Now, citizen scientists across Australia are using an app to record frog calls, giving scientists crucial data in the fight against biodiversity loss, climate change and species extinction.
Australia has more than 240 known frog species, most of which are found nowhere else in the world. But frog numbers are in decline and this spells trouble for our ecosystems.
“When frogs start to disappear from our ecosystems, there are widespread consequences. In healthy environments, frogs should be abundant, even in the desert,” explains Dr. Jodi Rowley, Herpetologist and Chief Scientist of the Australian Museum FrogID Project.
“They’re an important part of the food web as they provide food for birds, reptiles and mammals. Tadpoles consume algae while adult frogs eat invertebrates including pest species. Frogs are sensitive to pesticides and chemicals, so frog numbers are a good indicator of the health of rivers and streams.”
The FrogID app enables ordinary Australians to collect data. That data is then used by scientists to help them gain an understanding of frog behaviour and population numbers. Anyone can download the free, user-friendly app to record and submit frog calls on their smartphone – no biology degree required.

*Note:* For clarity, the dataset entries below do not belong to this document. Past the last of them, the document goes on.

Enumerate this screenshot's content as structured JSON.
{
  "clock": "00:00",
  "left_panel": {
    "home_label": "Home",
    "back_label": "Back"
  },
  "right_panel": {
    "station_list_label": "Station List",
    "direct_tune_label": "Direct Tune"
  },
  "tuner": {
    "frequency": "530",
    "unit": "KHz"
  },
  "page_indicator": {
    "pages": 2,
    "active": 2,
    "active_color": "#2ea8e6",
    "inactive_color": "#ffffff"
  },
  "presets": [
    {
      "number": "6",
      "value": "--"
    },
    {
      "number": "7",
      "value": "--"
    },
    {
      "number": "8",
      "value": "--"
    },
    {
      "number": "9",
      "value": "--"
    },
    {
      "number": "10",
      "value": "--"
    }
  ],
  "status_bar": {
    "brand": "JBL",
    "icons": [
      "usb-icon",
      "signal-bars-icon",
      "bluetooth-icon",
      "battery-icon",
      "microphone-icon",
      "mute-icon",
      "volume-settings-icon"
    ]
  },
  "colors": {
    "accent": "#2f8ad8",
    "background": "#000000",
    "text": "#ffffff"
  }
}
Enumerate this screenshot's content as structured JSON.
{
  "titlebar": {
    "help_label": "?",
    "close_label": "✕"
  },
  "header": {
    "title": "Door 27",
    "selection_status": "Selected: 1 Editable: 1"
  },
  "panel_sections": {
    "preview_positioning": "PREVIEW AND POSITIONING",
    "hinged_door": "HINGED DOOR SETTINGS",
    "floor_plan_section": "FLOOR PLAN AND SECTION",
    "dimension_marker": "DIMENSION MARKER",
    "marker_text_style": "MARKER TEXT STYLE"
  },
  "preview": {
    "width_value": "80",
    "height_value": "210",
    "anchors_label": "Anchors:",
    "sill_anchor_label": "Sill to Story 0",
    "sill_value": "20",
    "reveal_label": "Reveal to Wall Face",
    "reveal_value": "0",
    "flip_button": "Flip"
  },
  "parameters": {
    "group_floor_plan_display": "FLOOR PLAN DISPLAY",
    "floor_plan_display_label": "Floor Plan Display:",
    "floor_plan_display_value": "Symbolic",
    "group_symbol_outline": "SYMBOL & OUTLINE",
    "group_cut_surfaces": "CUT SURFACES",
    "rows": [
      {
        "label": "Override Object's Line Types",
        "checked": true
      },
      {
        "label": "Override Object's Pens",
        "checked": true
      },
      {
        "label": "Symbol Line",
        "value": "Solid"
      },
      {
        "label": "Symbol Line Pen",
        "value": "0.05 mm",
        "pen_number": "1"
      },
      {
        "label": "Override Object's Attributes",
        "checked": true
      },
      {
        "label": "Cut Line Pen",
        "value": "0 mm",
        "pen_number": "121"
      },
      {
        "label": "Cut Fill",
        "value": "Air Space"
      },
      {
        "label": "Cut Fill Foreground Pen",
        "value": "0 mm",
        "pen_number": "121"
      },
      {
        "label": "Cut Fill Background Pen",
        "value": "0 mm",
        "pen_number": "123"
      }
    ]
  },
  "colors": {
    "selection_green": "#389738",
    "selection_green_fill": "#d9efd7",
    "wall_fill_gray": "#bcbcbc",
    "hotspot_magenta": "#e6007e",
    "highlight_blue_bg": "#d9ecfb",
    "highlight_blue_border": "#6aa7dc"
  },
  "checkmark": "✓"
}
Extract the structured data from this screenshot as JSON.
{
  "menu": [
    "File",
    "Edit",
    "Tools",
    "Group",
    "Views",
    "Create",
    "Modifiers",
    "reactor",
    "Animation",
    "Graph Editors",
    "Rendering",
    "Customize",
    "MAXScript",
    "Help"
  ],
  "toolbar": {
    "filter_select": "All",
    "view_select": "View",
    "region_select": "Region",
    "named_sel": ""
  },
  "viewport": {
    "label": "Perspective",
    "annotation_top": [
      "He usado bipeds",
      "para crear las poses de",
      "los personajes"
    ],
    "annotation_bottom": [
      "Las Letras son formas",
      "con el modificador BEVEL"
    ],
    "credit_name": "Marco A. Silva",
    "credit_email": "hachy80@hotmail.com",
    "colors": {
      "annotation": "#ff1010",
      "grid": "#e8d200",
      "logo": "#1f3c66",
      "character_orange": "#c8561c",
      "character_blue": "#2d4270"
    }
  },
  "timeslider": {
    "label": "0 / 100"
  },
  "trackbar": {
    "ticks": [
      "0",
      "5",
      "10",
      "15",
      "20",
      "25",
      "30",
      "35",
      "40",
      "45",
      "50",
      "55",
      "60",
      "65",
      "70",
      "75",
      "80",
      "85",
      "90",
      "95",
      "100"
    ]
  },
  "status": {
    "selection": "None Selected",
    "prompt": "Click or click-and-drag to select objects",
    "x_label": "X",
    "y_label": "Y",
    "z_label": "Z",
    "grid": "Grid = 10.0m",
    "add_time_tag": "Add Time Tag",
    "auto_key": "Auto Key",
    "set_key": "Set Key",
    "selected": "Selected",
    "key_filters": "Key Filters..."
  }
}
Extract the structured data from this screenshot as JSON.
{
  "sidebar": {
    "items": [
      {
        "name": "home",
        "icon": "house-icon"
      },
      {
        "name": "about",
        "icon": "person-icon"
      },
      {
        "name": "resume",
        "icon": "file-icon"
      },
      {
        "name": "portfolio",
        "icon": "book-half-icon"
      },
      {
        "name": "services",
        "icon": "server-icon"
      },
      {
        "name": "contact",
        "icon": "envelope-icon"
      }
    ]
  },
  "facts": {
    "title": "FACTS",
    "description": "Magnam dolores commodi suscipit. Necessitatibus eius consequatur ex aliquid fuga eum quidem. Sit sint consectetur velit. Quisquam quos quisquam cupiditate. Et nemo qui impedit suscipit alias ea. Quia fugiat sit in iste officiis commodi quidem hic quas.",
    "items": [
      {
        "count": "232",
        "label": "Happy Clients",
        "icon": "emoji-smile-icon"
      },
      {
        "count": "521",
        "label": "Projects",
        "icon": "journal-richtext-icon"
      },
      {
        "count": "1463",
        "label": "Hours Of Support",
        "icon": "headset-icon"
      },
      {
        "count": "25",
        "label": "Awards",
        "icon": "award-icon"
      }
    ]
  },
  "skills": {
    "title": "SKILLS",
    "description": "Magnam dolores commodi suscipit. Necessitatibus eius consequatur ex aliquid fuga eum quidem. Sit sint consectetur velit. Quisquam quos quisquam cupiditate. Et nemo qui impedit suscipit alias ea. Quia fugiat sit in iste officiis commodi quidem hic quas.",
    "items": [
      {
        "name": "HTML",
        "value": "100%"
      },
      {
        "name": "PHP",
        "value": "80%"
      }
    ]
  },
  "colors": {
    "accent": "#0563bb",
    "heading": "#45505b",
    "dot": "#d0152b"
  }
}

Unlike apps like Shazam that return an instant result, the frog calls recorded on the FrogID app are validated by humans in order to be as scientifically accurate as possible. The task of identifying the trickier recordings often falls on Dr. Rowley.
“Some are super easy, but others are really hard and require more investigation,” she says. “I wake up in the morning, put my earphones on and listen to the submitted frog calls from my home in Sydney. I love listening to all these wonderful calls from around Australia as I drink a cup of coffee.”
The app has been used by everyone from farmers, to Indigenous communities in East Arnhem Land and inner-city families hoping to identify frogs croaking in their backyard. Community groups also use the app to monitor biodiversity and understand how their local frog populations are faring.
The app has unearthed some important finds, such as the critically endangered Kuranda Tree Frog recorded living in an area it was previously not known to inhabit.
“We had a bore runner up in the Northern Territory who ended up making a 100km-plus range extension for a frog species,” explains Dr. Rowley. “We had no idea that frog was living in that area because there are so few records from there. He said he made all his recordings within 100 metres of his bar fridge.”
Aside from locating rare and endangered frogs, FrogID recordings are providing other valuable insights. PhD students are currently using the data to research if certain frog species are changing their calls in response to urbanisation, with some frogs calling at a higher or lower pitch to compete with traffic noise.
“These recordings are also helpful for understanding the impacts of climate change. By getting these recordings every day, we can understand when frogs are calling, how these calls change over time, and even predict how it might change in the future if things continue how they are,” says Jodi.
Keen to understand the impacts of bushfires on frog numbers, Jodi recently put a call-out for people to submit recordings from bushfire-impacted areas. The FrogID community responded swiftly, with at least 60 frog species recorded since the bushfires, some being detected only a day or two after the fire-front tore through the bush.
With the app clocking more than 180,000 recordings across Australia in just over 2.5 years, the app has revolutionised the scientific community’s understanding of Australia’s frogs.
“It’s upscaled the amount of information we have to work with,” says Dr. Rowley. “In a hundred life spans, I’d never be able to get the amount of data that’s come through via FrogID. Scientists aren’t able to fight these conservation challenges alone. We need everyone on board and FrogID has mobilised people to help fight for biodiversity in Australia.”
Sadly, there are many ‘missing’ frog species that have either been declared extinct or are feared to be extinct, so a recording that led to the rediscovery of any of those species would be cause for celebration.
“There are about 40 species that we’ve yet to receive a recording of. Hearing a call from any one of those would elicit a squeal from the team,” says Dr. Rowley, before adding “…but every single call that’s submitted is an incredible contribution that’s valued and appreciated and is changing the game of frog conversation in Australia”